The Milton H. Greene Archives and Tom Kelley Studios countersued, seeking a declaration that Marilyn Monroe LLC didn't own Monroe's right of publicity. In 2007, a district court in California sided with the Greene Archives and Kelley Studios. The court noted that neither California nor New York recognized a posthumous "right of publicity" at the time of the actress' death.
One month later, in direct response to the court's ruling, legislation was introduced in California to provide a statutory right of publicity, which would be deemed to have existed at the time of death of any deceased celebrity who died before 1985 and would be freely transferable to that person's estate. When the law was enacted, Monroe LLC sought reconsideration of the district court's ruling. The case turned on whether Monroe was domiciled in California or New York at the time of her death.

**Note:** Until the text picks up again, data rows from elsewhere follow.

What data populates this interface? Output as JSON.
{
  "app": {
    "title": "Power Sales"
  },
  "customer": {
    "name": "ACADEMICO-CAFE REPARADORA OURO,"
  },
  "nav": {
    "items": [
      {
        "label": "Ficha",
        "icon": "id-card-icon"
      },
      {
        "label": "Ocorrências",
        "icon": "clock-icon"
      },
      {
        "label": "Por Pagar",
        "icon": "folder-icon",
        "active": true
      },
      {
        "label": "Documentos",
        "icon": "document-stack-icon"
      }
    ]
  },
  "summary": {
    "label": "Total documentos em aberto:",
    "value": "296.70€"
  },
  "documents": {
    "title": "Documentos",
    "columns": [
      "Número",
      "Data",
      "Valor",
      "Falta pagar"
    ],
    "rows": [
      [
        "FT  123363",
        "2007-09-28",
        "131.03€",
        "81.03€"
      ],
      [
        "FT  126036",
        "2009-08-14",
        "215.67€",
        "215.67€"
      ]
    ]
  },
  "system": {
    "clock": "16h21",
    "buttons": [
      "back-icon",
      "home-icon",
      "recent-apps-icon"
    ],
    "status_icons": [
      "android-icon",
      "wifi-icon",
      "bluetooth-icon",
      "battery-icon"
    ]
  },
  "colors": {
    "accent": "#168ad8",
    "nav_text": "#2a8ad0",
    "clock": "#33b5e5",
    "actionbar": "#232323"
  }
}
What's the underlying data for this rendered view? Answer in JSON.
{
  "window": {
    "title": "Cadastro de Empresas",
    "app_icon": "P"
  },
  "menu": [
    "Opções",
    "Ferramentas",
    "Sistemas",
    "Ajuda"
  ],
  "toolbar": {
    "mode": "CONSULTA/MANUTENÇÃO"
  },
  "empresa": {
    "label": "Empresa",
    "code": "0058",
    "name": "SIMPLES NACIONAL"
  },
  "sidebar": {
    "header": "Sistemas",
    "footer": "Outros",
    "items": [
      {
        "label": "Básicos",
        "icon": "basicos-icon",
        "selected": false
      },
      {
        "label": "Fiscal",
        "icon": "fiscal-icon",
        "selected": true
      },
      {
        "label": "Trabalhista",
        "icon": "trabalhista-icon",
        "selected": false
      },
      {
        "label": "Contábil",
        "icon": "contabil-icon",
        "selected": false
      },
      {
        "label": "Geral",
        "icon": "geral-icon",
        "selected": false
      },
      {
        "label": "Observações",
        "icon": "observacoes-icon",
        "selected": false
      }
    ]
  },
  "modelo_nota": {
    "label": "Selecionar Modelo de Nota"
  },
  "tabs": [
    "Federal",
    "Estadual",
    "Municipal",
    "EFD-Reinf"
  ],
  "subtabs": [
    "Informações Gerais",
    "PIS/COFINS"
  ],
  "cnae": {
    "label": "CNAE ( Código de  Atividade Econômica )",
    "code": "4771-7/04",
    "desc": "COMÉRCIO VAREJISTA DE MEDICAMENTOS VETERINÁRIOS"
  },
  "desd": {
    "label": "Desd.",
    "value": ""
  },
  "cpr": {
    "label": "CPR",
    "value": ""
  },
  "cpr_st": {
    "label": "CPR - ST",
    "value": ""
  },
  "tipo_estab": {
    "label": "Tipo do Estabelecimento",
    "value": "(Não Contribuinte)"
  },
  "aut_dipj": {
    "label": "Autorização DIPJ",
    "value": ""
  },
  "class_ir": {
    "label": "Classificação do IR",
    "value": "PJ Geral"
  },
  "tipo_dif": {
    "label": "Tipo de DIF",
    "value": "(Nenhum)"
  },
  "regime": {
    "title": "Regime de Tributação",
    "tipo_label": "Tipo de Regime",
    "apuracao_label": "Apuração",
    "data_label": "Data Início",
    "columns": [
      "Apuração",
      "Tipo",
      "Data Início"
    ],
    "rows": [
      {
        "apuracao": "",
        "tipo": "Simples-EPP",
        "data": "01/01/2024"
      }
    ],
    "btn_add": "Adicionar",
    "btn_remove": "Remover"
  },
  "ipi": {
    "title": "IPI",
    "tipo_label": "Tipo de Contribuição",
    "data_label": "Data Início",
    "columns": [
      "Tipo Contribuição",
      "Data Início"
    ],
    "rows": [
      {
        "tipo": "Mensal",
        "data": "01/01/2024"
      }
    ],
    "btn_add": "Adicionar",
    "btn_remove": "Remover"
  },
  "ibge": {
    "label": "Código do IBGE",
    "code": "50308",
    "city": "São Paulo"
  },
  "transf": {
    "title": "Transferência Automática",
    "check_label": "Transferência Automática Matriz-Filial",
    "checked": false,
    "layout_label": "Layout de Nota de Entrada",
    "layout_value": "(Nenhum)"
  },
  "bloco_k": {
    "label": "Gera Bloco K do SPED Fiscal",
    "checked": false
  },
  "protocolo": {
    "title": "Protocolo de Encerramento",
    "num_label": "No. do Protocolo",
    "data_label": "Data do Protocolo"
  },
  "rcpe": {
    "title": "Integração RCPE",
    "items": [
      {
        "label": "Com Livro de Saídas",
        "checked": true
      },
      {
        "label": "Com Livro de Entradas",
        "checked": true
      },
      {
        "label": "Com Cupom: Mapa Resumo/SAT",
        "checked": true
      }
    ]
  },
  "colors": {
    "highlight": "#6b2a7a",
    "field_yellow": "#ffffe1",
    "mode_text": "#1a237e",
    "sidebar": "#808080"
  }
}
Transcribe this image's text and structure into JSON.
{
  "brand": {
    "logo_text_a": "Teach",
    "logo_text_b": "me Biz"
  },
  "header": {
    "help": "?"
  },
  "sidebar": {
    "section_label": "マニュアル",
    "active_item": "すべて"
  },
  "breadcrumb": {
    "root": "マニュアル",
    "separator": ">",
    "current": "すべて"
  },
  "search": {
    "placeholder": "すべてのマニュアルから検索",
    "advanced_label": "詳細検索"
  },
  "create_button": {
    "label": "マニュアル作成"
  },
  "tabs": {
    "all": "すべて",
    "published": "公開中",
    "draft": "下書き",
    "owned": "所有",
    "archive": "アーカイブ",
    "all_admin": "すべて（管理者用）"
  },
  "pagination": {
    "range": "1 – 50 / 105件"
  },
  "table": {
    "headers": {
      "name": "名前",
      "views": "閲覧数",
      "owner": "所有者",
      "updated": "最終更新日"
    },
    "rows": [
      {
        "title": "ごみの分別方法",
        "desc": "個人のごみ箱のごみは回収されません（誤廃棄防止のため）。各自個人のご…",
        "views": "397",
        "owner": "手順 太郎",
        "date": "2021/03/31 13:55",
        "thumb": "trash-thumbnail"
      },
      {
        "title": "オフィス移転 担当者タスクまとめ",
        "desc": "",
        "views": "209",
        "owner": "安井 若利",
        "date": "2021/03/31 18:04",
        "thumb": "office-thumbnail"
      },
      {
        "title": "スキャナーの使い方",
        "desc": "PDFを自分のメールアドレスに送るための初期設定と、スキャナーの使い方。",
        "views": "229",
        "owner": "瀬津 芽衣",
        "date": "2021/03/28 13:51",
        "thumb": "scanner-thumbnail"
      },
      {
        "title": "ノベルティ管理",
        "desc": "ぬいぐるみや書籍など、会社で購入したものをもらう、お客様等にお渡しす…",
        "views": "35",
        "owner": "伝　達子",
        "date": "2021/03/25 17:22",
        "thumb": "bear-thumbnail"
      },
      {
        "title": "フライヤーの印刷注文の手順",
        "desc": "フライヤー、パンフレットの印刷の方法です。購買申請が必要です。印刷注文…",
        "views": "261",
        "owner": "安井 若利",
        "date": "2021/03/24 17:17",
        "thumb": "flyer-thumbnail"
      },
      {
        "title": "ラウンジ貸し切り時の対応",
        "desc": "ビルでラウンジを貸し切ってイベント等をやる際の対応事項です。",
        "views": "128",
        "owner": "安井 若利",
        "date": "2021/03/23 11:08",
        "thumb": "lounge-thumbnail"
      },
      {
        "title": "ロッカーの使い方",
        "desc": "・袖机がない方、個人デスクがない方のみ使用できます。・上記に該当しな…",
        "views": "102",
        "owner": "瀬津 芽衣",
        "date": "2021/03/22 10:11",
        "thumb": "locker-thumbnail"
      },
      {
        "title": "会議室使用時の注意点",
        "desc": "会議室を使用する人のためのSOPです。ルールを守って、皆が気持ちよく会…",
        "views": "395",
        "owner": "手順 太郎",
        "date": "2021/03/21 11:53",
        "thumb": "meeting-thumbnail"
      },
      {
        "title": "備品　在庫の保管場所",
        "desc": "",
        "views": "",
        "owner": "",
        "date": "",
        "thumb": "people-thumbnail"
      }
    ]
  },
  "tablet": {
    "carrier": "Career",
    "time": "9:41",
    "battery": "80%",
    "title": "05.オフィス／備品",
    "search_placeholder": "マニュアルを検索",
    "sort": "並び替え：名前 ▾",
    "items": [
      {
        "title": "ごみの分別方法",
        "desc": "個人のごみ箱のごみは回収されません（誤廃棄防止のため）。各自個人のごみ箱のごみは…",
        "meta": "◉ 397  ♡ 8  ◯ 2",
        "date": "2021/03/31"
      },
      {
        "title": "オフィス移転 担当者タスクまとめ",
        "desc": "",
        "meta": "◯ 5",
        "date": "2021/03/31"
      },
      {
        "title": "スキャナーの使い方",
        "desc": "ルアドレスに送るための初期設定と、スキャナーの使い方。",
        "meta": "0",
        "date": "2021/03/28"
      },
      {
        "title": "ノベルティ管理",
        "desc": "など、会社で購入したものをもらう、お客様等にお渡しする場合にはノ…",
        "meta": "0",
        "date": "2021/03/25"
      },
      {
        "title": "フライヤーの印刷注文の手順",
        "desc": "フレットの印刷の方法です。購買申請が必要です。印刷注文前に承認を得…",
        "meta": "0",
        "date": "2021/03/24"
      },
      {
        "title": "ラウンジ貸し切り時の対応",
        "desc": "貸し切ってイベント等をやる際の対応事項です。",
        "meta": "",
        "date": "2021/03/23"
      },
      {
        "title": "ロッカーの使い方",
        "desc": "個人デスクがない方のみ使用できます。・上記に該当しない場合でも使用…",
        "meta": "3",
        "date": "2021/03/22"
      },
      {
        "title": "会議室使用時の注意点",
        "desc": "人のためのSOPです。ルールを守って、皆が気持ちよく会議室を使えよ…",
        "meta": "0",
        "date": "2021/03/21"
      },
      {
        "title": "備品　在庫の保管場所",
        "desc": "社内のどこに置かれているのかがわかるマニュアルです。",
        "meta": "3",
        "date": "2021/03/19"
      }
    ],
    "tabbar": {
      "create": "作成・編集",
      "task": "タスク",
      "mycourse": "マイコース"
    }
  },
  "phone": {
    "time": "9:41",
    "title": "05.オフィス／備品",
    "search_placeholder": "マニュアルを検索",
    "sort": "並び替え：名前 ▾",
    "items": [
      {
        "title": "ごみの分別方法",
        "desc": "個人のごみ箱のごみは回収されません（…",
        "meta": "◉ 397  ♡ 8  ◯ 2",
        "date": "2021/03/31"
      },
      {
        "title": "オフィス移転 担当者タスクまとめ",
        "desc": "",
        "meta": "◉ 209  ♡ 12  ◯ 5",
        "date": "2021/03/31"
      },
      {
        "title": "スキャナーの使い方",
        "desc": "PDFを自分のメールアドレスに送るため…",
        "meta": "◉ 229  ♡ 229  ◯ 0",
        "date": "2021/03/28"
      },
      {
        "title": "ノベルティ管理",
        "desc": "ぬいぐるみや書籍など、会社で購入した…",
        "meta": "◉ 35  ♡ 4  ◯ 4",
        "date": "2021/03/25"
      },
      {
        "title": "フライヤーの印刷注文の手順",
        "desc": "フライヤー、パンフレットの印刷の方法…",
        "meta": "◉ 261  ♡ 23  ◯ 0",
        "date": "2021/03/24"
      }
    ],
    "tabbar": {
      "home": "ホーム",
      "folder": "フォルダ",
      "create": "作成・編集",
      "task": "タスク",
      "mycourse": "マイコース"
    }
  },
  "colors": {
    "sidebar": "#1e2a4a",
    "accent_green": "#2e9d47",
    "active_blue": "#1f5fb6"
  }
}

The court acknowledged that the law change in California would have allowed Monroe LLC to inherit the right of publicity retroactively. But it agreed with the Greene Archives that New York law applies if Monroe was domiciled in New York at the time of her death. Under New York law, Monroe's right of publicity would have expired at her death.
In other words, Monroe LLC and other representatives, including Anna Strasburg, can't have it both ways. They've maintained since her death that Monroe was domiciled in New York to reduce estate taxes, but now they want to shift to a California domicile after legislation would retroactively provide greater financial gains. Final result: Monroe LLC is judicially estopped from taking the position that Monroe was domiciled in California at her death.
The district court judge, Kim McLane Wardlaw, concluded with a rebuke of Monroe's estate representatives by citing the former Norma Jean Baker's oft-quoted line, "If you're going to be two-faced, at least make one of them pretty." In this case, those representatives simply ended up with egg on their faces.